Reno Jacoby Swiss

Here's a hand from the last match of the Jacoby Swiss when we and our opponents were already assured of playing in a different event the following day (spots approximate).

North: ♠AK8532 J832 – ♣Q93
South: ♠764 AQ65 862 ♣AK7


North East South West
 1    3    X    4
 4     p   4♠   all pass

With 2-2 trumps, the K onside and doubleton, thirteen tricks were there.  The opposing team got to a small slam (at the other table, East bid only 2 and West 3).  How should we have reached 6 or 6♠ if at all? Comments welcome.


  1. Blame Gloria for telling me about your blog Robin. Enjoying it.

    I think South erred by making a negative double. 4D right away leaves the partnership far better placed. Mel is always on me for not picturing slam in partner's suit with good controls, and this hand has three quicks + a juicy diamond holding. Chasing the 4-4 instead of the 5-3 doesn't make sense if the plan is to protect partner's 3H call (which might be on 3) with 4S all along anyway. After 4d -(5d)-p-p, this hand gets better.

  2. Thanks for your comment, Steve. The danger I feel with an immediate 4D call is that it suggests (though doesn't promise) control of the diamond suit. At that point in the auction, opener could still have three small diamonds.

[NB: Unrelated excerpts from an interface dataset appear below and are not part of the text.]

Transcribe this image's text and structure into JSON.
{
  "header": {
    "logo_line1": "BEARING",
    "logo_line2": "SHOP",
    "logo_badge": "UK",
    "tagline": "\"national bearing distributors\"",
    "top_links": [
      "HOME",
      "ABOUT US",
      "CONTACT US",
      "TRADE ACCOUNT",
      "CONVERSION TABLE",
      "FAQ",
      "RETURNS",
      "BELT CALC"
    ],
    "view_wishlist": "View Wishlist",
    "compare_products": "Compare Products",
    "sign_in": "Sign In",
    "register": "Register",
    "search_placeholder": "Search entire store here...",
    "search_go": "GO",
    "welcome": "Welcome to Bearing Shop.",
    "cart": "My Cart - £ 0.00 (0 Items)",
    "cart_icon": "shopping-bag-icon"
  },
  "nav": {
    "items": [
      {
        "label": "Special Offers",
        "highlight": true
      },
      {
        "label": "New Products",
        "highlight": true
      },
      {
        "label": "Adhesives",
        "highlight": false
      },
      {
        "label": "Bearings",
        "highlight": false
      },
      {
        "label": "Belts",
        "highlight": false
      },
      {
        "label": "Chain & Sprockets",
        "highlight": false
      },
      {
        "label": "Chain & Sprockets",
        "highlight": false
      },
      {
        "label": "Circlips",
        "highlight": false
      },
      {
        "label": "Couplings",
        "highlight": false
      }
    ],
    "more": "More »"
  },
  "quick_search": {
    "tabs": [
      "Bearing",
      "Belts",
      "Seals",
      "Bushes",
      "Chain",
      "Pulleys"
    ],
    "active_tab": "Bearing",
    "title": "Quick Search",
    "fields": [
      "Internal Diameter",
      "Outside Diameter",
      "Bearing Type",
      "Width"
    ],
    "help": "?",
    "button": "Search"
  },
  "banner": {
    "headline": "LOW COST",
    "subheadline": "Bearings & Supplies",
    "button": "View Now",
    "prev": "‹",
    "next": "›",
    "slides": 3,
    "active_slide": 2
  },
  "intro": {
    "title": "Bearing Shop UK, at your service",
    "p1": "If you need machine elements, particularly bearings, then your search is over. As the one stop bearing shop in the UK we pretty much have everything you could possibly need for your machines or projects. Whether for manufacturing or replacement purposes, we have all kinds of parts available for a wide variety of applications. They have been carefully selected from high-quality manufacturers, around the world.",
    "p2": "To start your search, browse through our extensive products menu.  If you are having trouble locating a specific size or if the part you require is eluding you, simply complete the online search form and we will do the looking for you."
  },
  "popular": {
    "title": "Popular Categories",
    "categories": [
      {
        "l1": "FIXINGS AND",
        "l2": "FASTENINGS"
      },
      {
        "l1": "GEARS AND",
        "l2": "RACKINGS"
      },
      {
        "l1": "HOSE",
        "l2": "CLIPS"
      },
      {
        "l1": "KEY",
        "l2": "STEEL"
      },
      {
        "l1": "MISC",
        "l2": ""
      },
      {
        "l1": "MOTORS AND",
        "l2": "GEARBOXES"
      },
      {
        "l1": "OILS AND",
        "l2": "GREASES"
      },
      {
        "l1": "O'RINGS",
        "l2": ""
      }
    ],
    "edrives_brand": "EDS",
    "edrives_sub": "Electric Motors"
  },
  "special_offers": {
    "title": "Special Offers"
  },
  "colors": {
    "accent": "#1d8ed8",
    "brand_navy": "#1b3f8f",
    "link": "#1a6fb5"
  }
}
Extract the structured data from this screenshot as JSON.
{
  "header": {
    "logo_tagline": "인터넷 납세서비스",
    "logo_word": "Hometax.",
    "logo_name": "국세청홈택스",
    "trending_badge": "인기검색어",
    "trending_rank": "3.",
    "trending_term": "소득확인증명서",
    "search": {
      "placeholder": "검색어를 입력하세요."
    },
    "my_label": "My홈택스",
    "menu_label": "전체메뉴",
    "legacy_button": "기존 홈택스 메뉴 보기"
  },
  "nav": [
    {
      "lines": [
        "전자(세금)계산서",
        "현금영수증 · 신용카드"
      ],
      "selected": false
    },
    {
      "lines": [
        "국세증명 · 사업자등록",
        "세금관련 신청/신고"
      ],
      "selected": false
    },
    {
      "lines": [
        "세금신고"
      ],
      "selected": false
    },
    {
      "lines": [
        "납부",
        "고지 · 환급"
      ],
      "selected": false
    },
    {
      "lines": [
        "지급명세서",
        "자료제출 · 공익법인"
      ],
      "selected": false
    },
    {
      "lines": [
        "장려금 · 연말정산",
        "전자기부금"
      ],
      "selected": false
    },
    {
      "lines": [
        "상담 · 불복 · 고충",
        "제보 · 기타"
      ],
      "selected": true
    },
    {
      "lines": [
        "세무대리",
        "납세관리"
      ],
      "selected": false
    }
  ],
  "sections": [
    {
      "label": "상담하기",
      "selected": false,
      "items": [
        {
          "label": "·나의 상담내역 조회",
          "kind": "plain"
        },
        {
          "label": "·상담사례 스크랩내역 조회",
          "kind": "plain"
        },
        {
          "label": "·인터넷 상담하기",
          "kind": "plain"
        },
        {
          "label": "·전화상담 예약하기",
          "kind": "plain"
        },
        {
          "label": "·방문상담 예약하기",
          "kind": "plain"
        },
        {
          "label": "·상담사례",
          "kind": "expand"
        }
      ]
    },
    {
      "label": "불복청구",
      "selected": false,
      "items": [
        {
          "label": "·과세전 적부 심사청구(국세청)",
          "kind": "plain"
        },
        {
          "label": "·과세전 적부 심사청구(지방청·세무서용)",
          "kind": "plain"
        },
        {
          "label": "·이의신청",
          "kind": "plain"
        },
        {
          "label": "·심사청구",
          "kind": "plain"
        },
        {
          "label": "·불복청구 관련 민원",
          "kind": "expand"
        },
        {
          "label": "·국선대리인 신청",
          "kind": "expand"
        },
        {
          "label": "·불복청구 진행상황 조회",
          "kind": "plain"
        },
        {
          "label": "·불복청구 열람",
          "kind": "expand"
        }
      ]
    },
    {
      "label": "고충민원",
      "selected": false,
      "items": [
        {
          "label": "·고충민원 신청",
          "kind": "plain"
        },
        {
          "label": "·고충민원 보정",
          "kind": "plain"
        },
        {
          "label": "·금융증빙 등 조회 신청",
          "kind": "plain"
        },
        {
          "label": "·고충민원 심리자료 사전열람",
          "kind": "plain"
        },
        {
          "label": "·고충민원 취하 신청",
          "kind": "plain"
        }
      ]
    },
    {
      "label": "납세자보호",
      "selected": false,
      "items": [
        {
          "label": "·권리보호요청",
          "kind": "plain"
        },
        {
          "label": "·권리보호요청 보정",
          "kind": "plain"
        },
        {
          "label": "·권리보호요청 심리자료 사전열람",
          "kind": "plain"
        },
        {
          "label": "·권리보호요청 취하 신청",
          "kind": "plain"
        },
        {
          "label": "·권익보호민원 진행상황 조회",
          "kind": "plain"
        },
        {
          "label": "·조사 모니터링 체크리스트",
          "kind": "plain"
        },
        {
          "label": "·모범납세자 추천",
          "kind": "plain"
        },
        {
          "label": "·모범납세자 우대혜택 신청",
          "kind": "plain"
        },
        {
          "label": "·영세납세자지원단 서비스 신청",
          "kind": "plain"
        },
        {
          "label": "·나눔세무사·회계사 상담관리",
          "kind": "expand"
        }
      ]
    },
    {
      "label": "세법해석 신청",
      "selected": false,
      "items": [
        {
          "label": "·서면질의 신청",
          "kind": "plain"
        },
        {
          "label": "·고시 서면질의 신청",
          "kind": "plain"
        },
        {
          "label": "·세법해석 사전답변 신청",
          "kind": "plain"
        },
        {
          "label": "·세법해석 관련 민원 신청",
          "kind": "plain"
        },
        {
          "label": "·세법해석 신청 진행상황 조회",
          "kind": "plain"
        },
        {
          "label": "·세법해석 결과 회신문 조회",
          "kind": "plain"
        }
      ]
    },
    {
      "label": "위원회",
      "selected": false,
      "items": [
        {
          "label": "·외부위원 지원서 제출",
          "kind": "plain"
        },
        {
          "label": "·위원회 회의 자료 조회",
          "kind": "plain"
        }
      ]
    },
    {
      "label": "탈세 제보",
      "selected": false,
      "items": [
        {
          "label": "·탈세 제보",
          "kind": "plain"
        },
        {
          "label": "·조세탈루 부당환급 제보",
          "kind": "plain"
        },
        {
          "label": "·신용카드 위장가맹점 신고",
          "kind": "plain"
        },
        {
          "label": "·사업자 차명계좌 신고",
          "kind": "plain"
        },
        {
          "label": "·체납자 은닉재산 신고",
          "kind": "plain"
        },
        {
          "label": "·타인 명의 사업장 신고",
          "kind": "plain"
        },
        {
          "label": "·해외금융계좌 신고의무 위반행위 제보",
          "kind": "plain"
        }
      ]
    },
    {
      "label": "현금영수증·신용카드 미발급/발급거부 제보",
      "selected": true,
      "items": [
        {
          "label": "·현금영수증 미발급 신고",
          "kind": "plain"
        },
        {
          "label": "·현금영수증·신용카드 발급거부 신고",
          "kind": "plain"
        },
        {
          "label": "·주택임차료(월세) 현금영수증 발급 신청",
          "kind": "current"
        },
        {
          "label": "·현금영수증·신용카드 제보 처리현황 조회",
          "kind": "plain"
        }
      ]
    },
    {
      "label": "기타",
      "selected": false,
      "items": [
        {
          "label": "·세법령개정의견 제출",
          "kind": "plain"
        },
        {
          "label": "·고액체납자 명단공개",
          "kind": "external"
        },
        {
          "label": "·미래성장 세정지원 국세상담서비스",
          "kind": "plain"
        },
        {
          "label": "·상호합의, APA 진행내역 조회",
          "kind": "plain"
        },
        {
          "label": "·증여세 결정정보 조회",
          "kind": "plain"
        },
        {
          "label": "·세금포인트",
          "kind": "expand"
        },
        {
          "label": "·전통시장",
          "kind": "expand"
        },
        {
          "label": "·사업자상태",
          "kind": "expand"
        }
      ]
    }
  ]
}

OTOH, if we agree (as I prefer) that 4D here simply shows a good hand (and, at this level in the auction, a spade fit), then it is the perfect bid. Indeed, no other bid does the hand justice. I was North, BTW. I was a little surprised (shocked?) when I saw how good dummy was!

  3. I should also note that the probability of taking all 13 tricks is 0.41 (2-2 spades) x 0.136 (Kx hearts onside), i.e. 5.6%. The probability of making at least 12 tricks is 0.68 (3-2 hearts) x 0.7168 (either HK onside or spades 2-2), i.e. 48.8%. Thus this is not a good slam at IMPs (or matchpoints).